### Required action
Output each record below exactly, and include all of them.

[Entries provided — start]

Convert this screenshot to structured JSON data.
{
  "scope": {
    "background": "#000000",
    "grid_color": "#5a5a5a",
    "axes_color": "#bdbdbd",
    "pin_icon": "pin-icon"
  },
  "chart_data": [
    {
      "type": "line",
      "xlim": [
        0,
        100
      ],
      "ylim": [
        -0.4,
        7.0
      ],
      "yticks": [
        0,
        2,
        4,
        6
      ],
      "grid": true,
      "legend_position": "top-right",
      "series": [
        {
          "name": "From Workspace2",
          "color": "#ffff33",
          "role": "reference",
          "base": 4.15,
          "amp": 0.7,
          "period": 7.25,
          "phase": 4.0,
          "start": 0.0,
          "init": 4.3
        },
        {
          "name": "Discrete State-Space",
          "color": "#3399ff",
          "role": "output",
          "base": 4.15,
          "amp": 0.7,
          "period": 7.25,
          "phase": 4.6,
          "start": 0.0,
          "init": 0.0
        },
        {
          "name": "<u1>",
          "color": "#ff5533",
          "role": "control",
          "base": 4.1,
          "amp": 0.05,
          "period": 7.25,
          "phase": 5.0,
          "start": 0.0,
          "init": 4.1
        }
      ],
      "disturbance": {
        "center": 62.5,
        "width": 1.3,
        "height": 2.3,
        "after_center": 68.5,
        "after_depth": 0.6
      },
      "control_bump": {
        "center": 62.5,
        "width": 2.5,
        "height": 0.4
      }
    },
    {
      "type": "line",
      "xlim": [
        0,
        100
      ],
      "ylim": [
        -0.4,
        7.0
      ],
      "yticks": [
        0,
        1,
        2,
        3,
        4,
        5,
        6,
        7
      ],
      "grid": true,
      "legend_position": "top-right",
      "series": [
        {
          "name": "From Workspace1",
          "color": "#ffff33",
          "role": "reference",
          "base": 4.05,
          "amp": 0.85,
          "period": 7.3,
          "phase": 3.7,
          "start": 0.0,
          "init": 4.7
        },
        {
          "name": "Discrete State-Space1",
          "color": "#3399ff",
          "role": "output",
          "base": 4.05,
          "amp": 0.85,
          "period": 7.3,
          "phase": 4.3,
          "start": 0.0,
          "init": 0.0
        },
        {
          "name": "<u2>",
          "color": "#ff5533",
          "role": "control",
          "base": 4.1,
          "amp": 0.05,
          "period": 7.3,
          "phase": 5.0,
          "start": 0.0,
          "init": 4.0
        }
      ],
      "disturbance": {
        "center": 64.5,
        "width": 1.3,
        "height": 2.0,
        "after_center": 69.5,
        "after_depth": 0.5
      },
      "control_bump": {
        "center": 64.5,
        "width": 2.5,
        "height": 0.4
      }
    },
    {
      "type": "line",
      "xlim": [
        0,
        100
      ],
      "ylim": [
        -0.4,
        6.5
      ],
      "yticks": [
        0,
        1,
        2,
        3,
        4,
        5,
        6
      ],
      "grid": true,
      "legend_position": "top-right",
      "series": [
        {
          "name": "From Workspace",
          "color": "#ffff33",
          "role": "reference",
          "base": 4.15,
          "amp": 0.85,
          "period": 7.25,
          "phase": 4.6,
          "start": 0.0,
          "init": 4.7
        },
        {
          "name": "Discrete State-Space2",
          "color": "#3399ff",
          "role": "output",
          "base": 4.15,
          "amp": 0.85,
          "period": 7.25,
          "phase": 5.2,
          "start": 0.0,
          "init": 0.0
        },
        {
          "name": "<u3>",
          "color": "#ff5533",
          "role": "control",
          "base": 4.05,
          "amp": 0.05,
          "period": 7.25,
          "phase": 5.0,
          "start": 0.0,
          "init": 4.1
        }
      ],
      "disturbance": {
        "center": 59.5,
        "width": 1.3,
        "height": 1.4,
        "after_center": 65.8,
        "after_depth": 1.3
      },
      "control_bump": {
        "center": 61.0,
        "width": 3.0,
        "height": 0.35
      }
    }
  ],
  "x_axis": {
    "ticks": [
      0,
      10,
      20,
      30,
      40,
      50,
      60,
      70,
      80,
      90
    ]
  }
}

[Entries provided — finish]

### Solution
Convert this screenshot to structured JSON data.
{
  "scope": {
    "background": "#000000",
    "grid_color": "#5a5a5a",
    "axes_color": "#bdbdbd",
    "pin_icon": "pin-icon"
  },
  "chart_data": [
    {
      "type": "line",
      "xlim": [
        0,
        100
      ],
      "ylim": [
        -0.4,
        7.0
      ],
      "yticks": [
        0,
        2,
        4,
        6
      ],
      "grid": true,
      "legend_position": "top-right",
      "series": [
        {
          "name": "From Workspace2",
          "color": "#ffff33",
          "role": "reference",
          "base": 4.15,
          "amp": 0.7,
          "period": 7.25,
          "phase": 4.0,
          "start": 0.0,
          "init": 4.3
        },
        {
          "name": "Discrete State-Space",
          "color": "#3399ff",
          "role": "output",
          "base": 4.15,
          "amp": 0.7,
          "period": 7.25,
          "phase": 4.6,
          "start": 0.0,
          "init": 0.0
        },
        {
          "name": "<u1>",
          "color": "#ff5533",
          "role": "control",
          "base": 4.1,
          "amp": 0.05,
          "period": 7.25,
          "phase": 5.0,
          "start": 0.0,
          "init": 4.1
        }
      ],
      "disturbance": {
        "center": 62.5,
        "width": 1.3,
        "height": 2.3,
        "after_center": 68.5,
        "after_depth": 0.6
      },
      "control_bump": {
        "center": 62.5,
        "width": 2.5,
        "height": 0.4
      }
    },
    {
      "type": "line",
      "xlim": [
        0,
        100
      ],
      "ylim": [
        -0.4,
        7.0
      ],
      "yticks": [
        0,
        1,
        2,
        3,
        4,
        5,
        6,
        7
      ],
      "grid": true,
      "legend_position": "top-right",
      "series": [
        {
          "name": "From Workspace1",
          "color": "#ffff33",
          "role": "reference",
          "base": 4.05,
          "amp": 0.85,
          "period": 7.3,
          "phase": 3.7,
          "start": 0.0,
          "init": 4.7
        },
        {
          "name": "Discrete State-Space1",
          "color": "#3399ff",
          "role": "output",
          "base": 4.05,
          "amp": 0.85,
          "period": 7.3,
          "phase": 4.3,
          "start": 0.0,
          "init": 0.0
        },
        {
          "name": "<u2>",
          "color": "#ff5533",
          "role": "control",
          "base": 4.1,
          "amp": 0.05,
          "period": 7.3,
          "phase": 5.0,
          "start": 0.0,
          "init": 4.0
        }
      ],
      "disturbance": {
        "center": 64.5,
        "width": 1.3,
        "height": 2.0,
        "after_center": 69.5,
        "after_depth": 0.5
      },
      "control_bump": {
        "center": 64.5,
        "width": 2.5,
        "height": 0.4
      }
    },
    {
      "type": "line",
      "xlim": [
        0,
        100
      ],
      "ylim": [
        -0.4,
        6.5
      ],
      "yticks": [
        0,
        1,
        2,
        3,
        4,
        5,
        6
      ],
      "grid": true,
      "legend_position": "top-right",
      "series": [
        {
          "name": "From Workspace",
          "color": "#ffff33",
          "role": "reference",
          "base": 4.15,
          "amp": 0.85,
          "period": 7.25,
          "phase": 4.6,
          "start": 0.0,
          "init": 4.7
        },
        {
          "name": "Discrete State-Space2",
          "color": "#3399ff",
          "role": "output",
          "base": 4.15,
          "amp": 0.85,
          "period": 7.25,
          "phase": 5.2,
          "start": 0.0,
          "init": 0.0
        },
        {
          "name": "<u3>",
          "color": "#ff5533",
          "role": "control",
          "base": 4.05,
          "amp": 0.05,
          "period": 7.25,
          "phase": 5.0,
          "start": 0.0,
          "init": 4.1
        }
      ],
      "disturbance": {
        "center": 59.5,
        "width": 1.3,
        "height": 1.4,
        "after_center": 65.8,
        "after_depth": 1.3
      },
      "control_bump": {
        "center": 61.0,
        "width": 3.0,
        "height": 0.35
      }
    }
  ],
  "x_axis": {
    "ticks": [
      0,
      10,
      20,
      30,
      40,
      50,
      60,
      70,
      80,
      90
    ]
  }
}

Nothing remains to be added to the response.